# Exercise brief
Look below for lines that hold the string "address" and copy each one.
--------------------------------
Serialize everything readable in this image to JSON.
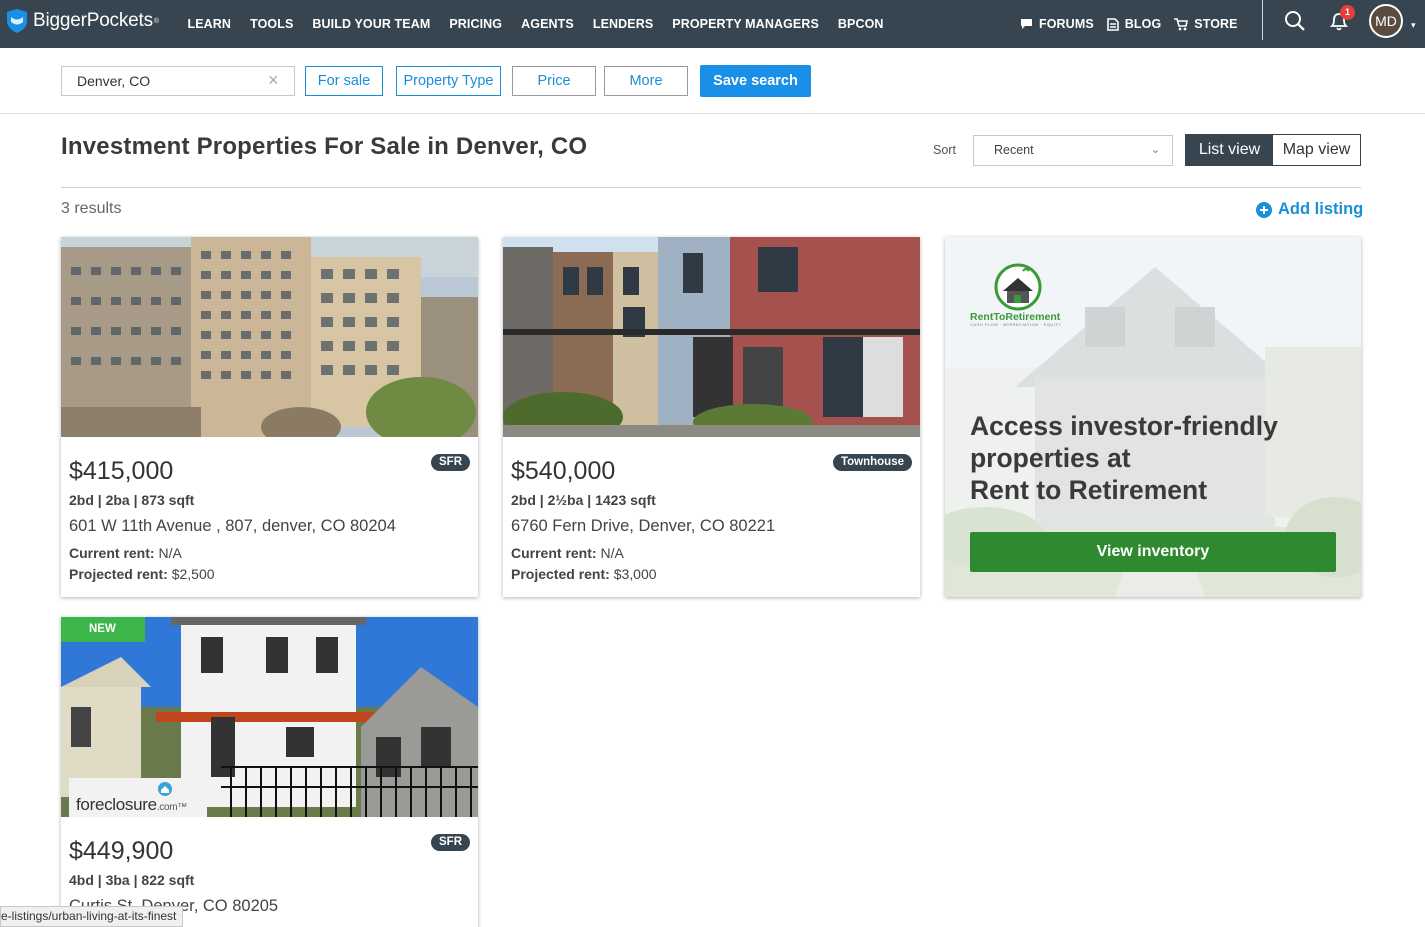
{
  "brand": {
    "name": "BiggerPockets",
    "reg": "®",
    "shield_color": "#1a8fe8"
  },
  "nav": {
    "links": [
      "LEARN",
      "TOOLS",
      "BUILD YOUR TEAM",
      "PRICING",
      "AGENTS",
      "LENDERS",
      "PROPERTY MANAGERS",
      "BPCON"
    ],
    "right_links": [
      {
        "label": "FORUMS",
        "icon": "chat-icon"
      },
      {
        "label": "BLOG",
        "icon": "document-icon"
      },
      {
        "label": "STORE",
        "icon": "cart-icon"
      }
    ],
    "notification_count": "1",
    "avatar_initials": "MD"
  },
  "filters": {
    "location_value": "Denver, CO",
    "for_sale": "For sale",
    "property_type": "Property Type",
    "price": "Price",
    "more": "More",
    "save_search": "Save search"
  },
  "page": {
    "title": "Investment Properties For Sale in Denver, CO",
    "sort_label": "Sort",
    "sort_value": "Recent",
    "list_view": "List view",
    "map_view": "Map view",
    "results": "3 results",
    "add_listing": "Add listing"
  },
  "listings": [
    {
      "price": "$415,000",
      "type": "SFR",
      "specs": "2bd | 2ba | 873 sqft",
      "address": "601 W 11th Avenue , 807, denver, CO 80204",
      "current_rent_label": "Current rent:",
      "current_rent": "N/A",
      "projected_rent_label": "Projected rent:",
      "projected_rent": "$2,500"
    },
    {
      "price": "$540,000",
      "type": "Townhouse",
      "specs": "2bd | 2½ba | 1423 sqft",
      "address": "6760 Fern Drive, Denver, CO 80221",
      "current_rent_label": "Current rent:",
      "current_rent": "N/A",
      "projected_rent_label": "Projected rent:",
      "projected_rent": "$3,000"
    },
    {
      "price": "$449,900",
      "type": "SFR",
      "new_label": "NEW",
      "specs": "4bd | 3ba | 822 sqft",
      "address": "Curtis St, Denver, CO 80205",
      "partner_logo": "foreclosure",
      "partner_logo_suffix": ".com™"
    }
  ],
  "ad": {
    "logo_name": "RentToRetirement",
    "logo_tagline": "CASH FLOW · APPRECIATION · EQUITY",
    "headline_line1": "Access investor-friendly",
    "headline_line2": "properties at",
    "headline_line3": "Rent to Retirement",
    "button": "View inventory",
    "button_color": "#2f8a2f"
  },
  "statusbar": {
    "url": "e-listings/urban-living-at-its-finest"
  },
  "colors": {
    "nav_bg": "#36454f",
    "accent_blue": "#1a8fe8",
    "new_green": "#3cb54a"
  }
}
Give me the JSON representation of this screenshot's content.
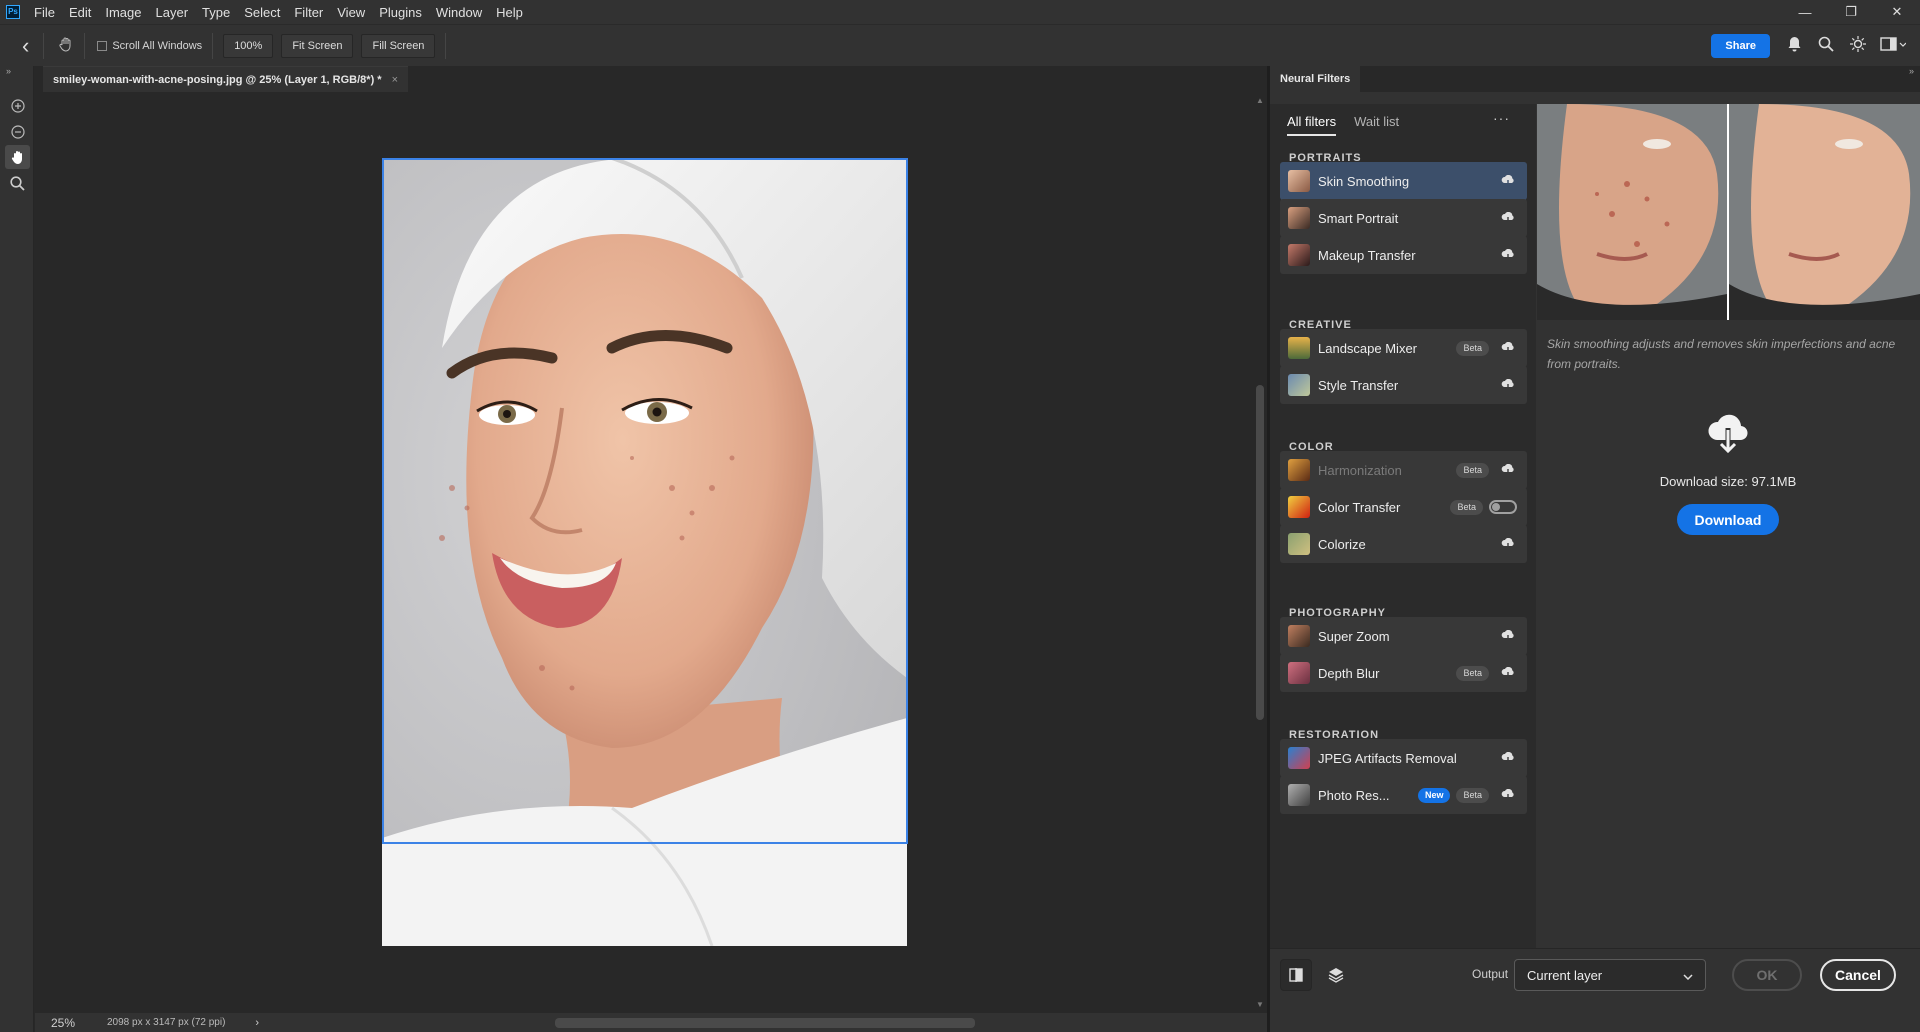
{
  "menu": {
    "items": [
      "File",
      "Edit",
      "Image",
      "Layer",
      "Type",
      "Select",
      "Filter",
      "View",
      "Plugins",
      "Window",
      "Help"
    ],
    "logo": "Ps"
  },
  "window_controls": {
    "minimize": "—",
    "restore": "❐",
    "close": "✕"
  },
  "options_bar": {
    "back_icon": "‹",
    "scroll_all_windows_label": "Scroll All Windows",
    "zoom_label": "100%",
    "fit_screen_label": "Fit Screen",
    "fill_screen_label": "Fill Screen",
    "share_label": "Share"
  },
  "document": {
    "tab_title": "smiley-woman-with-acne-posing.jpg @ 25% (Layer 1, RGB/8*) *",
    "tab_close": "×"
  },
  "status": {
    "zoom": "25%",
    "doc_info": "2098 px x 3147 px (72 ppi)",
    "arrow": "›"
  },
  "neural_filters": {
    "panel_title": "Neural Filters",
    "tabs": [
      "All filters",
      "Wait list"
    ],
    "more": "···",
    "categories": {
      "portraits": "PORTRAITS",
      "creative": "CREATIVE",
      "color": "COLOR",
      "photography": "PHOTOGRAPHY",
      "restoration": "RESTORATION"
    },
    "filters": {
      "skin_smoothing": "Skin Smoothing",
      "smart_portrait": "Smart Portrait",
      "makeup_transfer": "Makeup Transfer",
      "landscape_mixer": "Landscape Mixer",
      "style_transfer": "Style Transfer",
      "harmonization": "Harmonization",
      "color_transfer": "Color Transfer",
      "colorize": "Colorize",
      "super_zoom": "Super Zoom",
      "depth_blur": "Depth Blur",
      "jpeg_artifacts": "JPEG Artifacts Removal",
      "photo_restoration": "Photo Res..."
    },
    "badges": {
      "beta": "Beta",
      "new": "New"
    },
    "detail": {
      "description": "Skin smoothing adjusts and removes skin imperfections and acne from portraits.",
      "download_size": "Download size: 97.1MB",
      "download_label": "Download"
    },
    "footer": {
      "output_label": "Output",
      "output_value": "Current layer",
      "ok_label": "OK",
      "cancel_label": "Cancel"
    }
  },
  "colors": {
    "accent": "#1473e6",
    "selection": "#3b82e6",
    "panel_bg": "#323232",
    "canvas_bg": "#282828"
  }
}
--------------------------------
# Expected output
      "address": "601 W 11th Avenue , 807, denver, CO 80204",
      "address": "6760 Fern Drive, Denver, CO 80221",
      "address": "Curtis St, Denver, CO 80205",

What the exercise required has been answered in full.